In response to Jane O’Grady’s Open Democracy article critiquing the ‘neuro-social-sciences’, Julian Sanchez outlinesÂ his thoughts on the perils of pop psychology:
There are arguments that simply can’t be made in the span of even a longish newspaper or magazine article. If one is writing for a lay audience, in fact, I feel pretty confident that it’s not even possible to clearly lay out the contested questions, or what precisely the various positions on them are, in that allotment of space. At best, an untrained reader of O’Grady’s piece would come away simply befuddled and unsure what she was getting on about. Some, to judge by the comments, appear to believe they have learned something from it, which suggests that O’Grady has given them the unhealthy illusion of knowing something.

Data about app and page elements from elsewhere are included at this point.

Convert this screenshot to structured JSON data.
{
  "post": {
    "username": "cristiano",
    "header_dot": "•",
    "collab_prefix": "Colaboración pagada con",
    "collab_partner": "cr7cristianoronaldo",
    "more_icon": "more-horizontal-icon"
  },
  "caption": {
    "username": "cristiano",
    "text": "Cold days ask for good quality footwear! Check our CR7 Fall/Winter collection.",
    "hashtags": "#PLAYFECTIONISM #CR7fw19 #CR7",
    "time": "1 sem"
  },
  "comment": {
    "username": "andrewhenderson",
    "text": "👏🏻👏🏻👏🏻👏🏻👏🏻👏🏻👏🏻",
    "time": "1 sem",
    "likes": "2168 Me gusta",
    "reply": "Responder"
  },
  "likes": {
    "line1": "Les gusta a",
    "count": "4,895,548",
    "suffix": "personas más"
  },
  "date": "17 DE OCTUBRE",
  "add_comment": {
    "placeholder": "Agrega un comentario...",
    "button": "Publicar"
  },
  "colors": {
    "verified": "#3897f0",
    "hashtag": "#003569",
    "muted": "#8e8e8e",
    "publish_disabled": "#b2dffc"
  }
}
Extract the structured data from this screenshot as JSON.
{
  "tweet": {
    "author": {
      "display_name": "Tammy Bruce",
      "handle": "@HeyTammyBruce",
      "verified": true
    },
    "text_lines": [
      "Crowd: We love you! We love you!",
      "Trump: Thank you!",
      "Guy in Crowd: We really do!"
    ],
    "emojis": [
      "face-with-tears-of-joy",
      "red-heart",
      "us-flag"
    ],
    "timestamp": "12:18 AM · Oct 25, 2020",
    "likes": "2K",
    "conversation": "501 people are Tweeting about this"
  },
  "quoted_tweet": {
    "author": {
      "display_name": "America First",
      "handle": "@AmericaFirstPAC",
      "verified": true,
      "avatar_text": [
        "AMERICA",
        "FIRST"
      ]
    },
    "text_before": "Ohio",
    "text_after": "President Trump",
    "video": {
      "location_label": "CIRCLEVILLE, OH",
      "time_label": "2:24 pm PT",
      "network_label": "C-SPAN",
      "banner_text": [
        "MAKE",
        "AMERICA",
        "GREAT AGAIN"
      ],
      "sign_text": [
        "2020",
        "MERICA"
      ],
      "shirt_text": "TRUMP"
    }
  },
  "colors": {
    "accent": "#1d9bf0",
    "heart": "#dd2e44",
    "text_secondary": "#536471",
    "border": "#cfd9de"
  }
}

This brings us around to some of my longstanding ambivalence about blogging and journalism more generally: “Discourse at this level can’t possibly accomplish anything beyond giving people some simulation of justification for what they wanted to believe in the first place.”
[â€¦] People who actually know something are more likely to be fairly tentative and circumspect, while people ill-informed enough to think everything is quite simple will be confident they know all they need to.